=== Section Start ===

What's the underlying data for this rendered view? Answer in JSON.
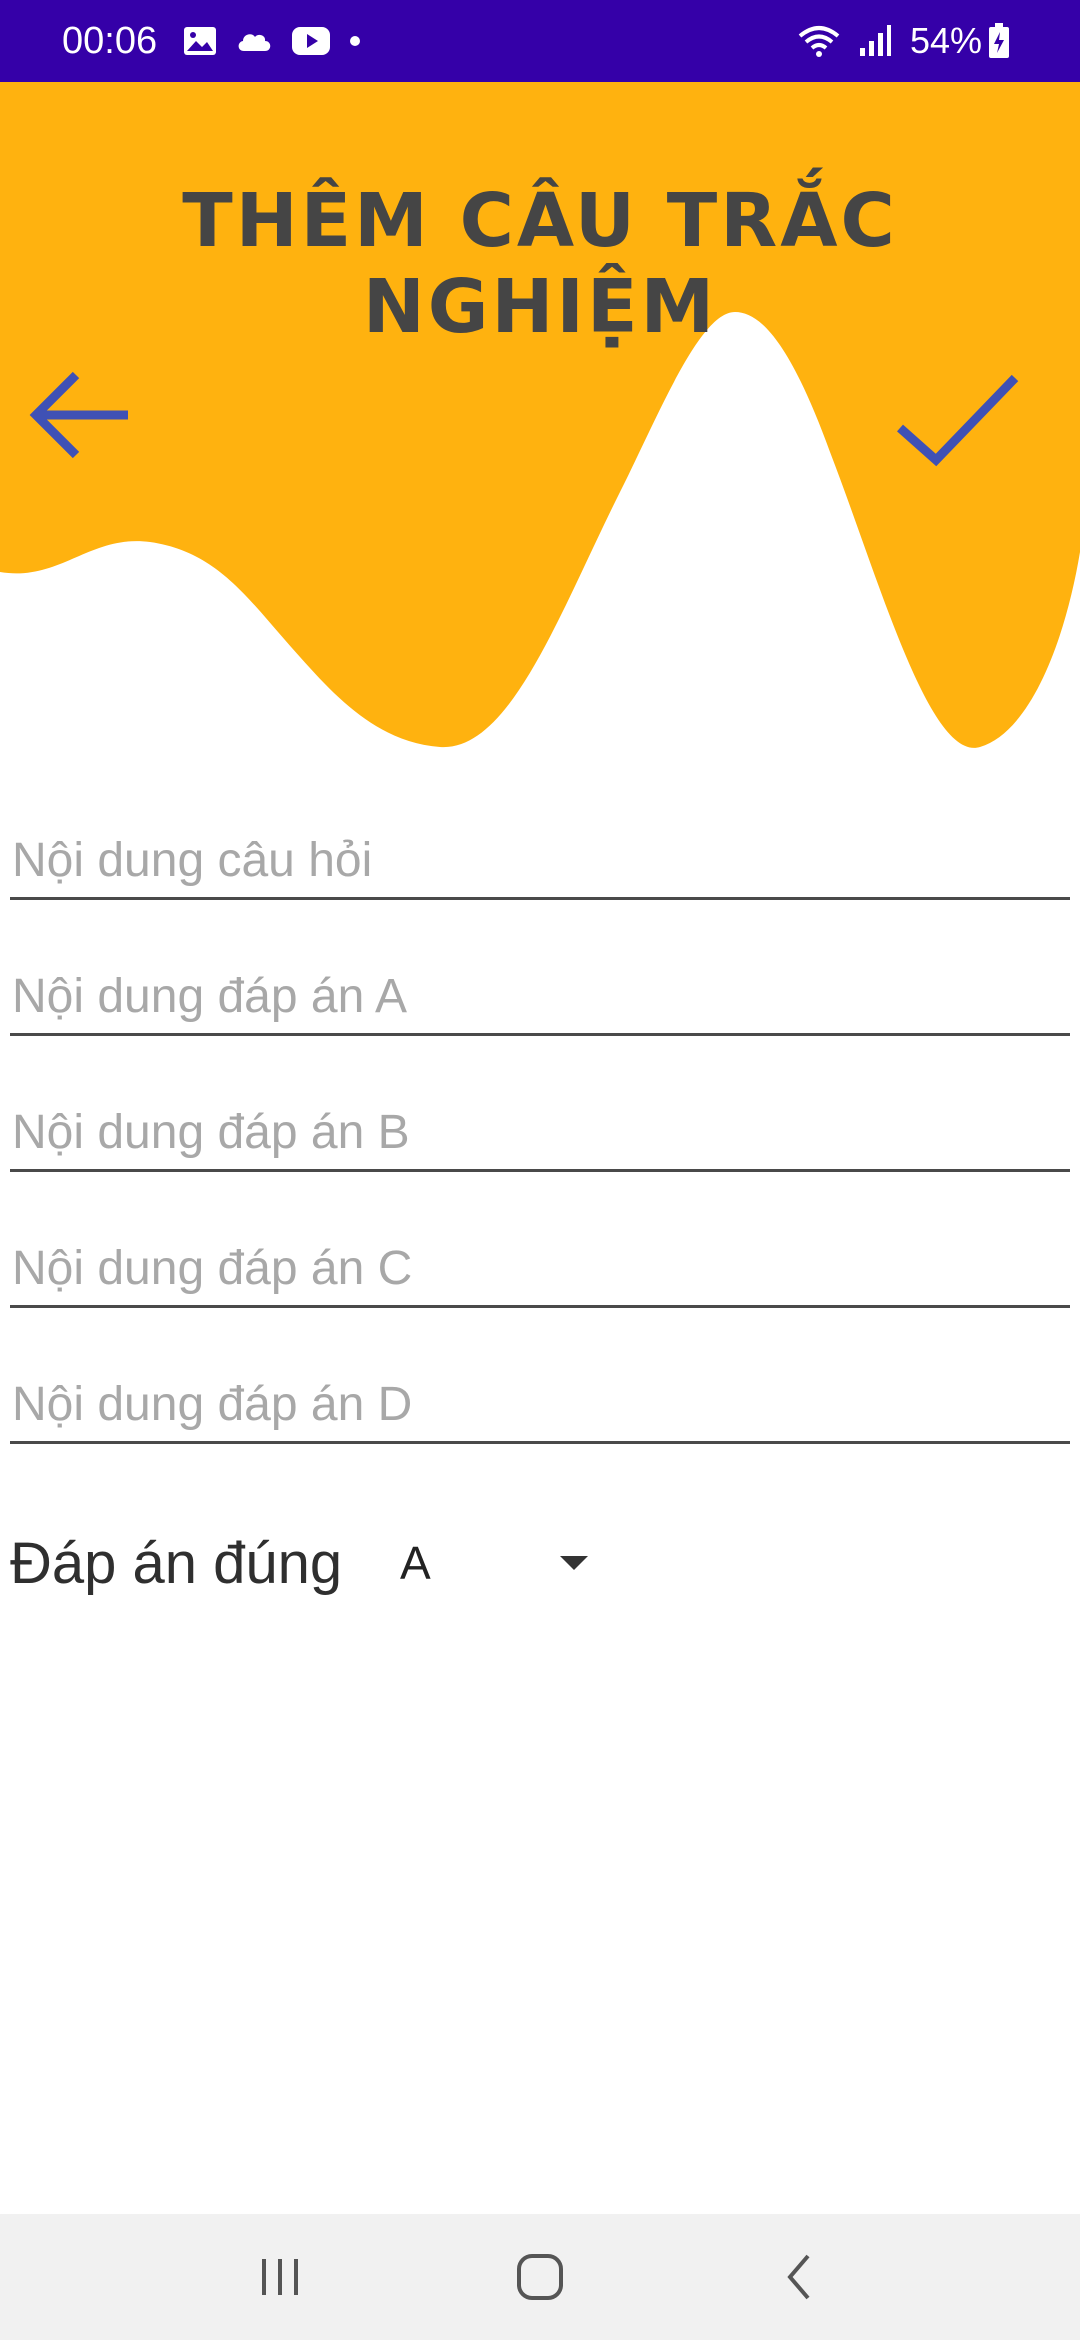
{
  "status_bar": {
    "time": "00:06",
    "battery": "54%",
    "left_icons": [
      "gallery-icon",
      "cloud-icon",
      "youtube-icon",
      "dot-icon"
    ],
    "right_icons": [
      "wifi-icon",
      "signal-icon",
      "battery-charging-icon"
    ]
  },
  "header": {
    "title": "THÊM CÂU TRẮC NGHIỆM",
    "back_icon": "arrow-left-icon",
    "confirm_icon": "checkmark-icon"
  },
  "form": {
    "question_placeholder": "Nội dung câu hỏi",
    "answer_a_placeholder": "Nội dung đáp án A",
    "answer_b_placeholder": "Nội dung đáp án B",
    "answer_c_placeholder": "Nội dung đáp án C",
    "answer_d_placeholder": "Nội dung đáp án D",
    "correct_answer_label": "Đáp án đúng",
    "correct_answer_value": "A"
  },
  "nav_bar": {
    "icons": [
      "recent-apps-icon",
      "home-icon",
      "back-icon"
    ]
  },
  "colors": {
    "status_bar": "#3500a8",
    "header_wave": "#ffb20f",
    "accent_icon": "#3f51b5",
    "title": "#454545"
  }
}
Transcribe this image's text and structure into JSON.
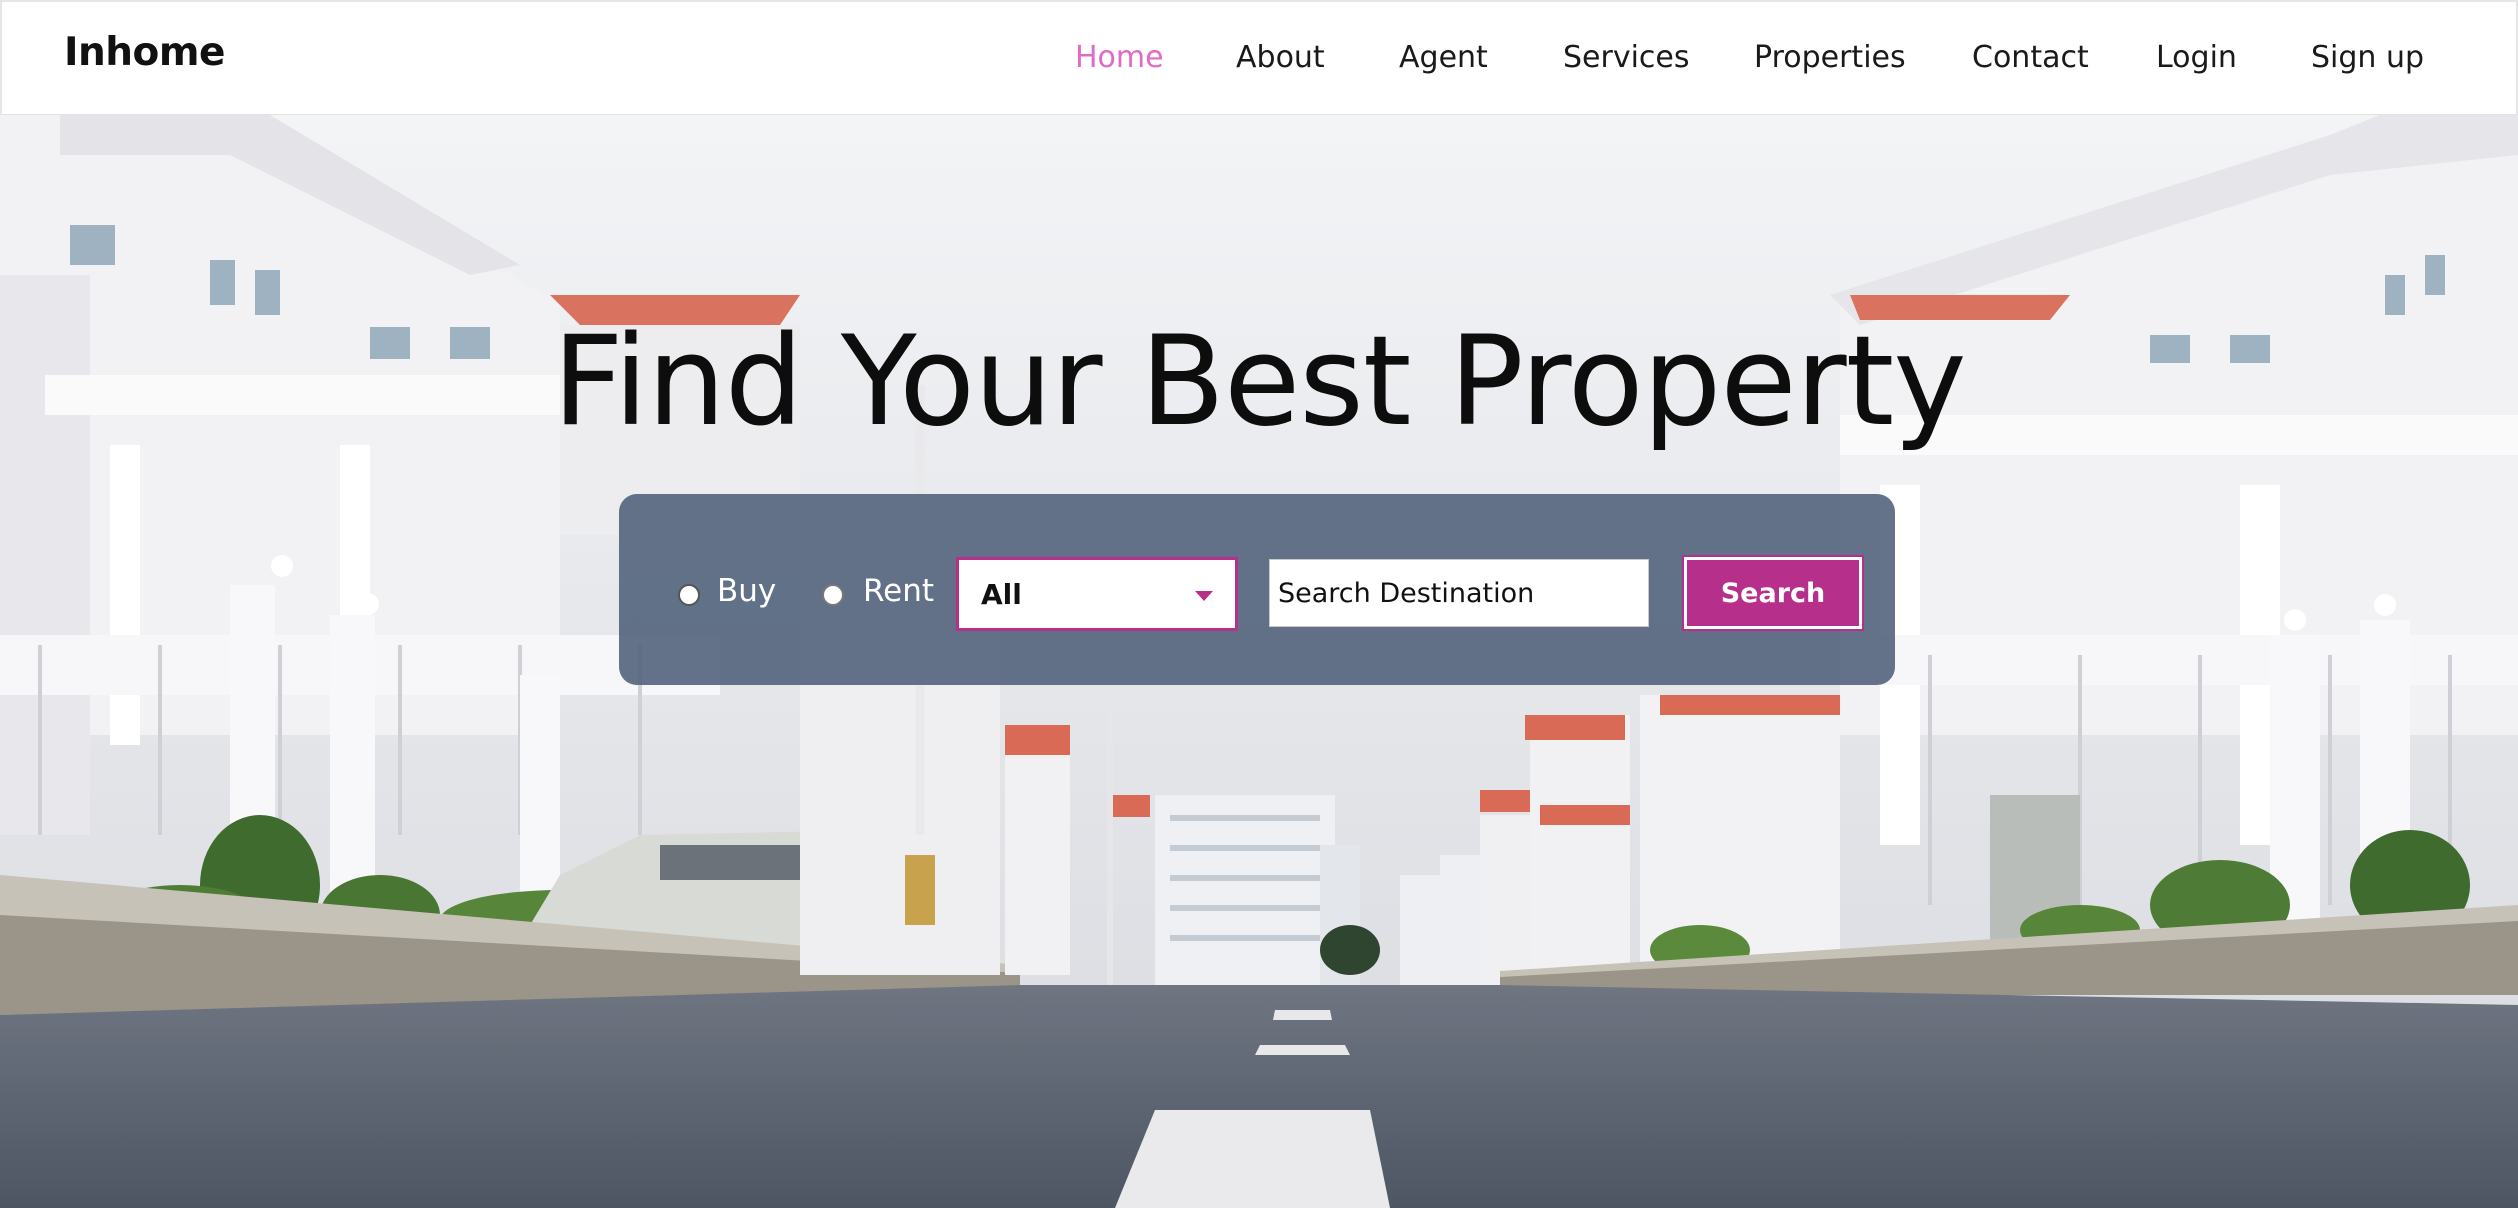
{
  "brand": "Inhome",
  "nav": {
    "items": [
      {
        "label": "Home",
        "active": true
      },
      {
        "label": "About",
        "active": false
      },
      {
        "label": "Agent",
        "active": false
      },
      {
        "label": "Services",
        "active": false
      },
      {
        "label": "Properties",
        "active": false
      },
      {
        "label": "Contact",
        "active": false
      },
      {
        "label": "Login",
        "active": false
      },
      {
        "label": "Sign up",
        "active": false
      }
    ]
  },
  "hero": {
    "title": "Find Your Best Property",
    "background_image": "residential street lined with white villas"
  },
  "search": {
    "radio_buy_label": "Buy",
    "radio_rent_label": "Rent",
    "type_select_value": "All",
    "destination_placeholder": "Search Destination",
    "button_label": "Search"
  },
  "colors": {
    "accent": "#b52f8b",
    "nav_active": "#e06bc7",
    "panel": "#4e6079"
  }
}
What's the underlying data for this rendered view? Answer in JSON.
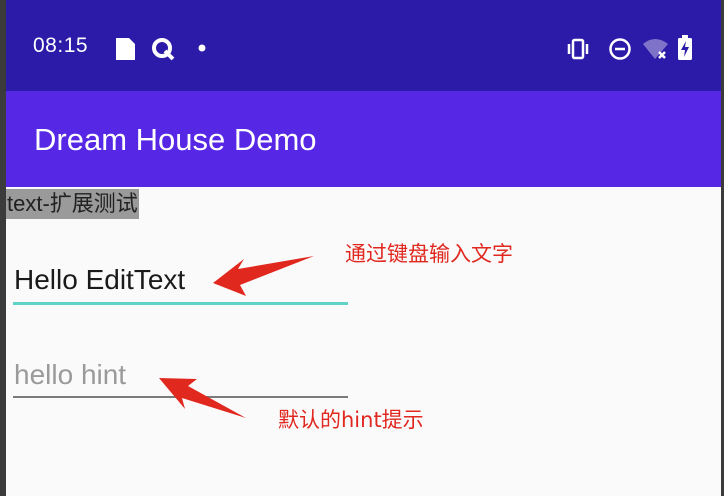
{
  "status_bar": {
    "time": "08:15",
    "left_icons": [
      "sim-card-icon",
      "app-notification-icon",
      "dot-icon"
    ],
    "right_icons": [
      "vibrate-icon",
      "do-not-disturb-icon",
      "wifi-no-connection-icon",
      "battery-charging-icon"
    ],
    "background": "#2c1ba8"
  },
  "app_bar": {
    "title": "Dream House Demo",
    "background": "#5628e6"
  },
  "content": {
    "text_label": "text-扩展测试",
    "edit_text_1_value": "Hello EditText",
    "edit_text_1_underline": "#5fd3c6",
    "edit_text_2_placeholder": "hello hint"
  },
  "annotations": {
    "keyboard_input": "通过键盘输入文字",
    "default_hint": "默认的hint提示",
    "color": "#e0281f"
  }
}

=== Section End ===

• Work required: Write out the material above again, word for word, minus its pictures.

• Answer area:
What's the underlying data for this rendered view? Answer in JSON.
{
  "status_bar": {
    "time": "00:06",
    "battery": "54%",
    "left_icons": [
      "gallery-icon",
      "cloud-icon",
      "youtube-icon",
      "dot-icon"
    ],
    "right_icons": [
      "wifi-icon",
      "signal-icon",
      "battery-charging-icon"
    ]
  },
  "header": {
    "title": "THÊM CÂU TRẮC NGHIỆM",
    "back_icon": "arrow-left-icon",
    "confirm_icon": "checkmark-icon"
  },
  "form": {
    "question_placeholder": "Nội dung câu hỏi",
    "answer_a_placeholder": "Nội dung đáp án A",
    "answer_b_placeholder": "Nội dung đáp án B",
    "answer_c_placeholder": "Nội dung đáp án C",
    "answer_d_placeholder": "Nội dung đáp án D",
    "correct_answer_label": "Đáp án đúng",
    "correct_answer_value": "A"
  },
  "nav_bar": {
    "icons": [
      "recent-apps-icon",
      "home-icon",
      "back-icon"
    ]
  },
  "colors": {
    "status_bar": "#3500a8",
    "header_wave": "#ffb20f",
    "accent_icon": "#3f51b5",
    "title": "#454545"
  }
}
Transcribe this image's text and structure into JSON.
{
  "brand": "Inhome",
  "nav": {
    "items": [
      {
        "label": "Home",
        "active": true
      },
      {
        "label": "About",
        "active": false
      },
      {
        "label": "Agent",
        "active": false
      },
      {
        "label": "Services",
        "active": false
      },
      {
        "label": "Properties",
        "active": false
      },
      {
        "label": "Contact",
        "active": false
      },
      {
        "label": "Login",
        "active": false
      },
      {
        "label": "Sign up",
        "active": false
      }
    ]
  },
  "hero": {
    "title": "Find Your Best Property",
    "background_image": "residential street lined with white villas"
  },
  "search": {
    "radio_buy_label": "Buy",
    "radio_rent_label": "Rent",
    "type_select_value": "All",
    "destination_placeholder": "Search Destination",
    "button_label": "Search"
  },
  "colors": {
    "accent": "#b52f8b",
    "nav_active": "#e06bc7",
    "panel": "#4e6079"
  }
}
What's the underlying data for this rendered view? Answer in JSON.
{
  "status_bar": {
    "time": "08:15",
    "left_icons": [
      "sim-card-icon",
      "app-notification-icon",
      "dot-icon"
    ],
    "right_icons": [
      "vibrate-icon",
      "do-not-disturb-icon",
      "wifi-no-connection-icon",
      "battery-charging-icon"
    ],
    "background": "#2c1ba8"
  },
  "app_bar": {
    "title": "Dream House Demo",
    "background": "#5628e6"
  },
  "content": {
    "text_label": "text-扩展测试",
    "edit_text_1_value": "Hello EditText",
    "edit_text_1_underline": "#5fd3c6",
    "edit_text_2_placeholder": "hello hint"
  },
  "annotations": {
    "keyboard_input": "通过键盘输入文字",
    "default_hint": "默认的hint提示",
    "color": "#e0281f"
  }
}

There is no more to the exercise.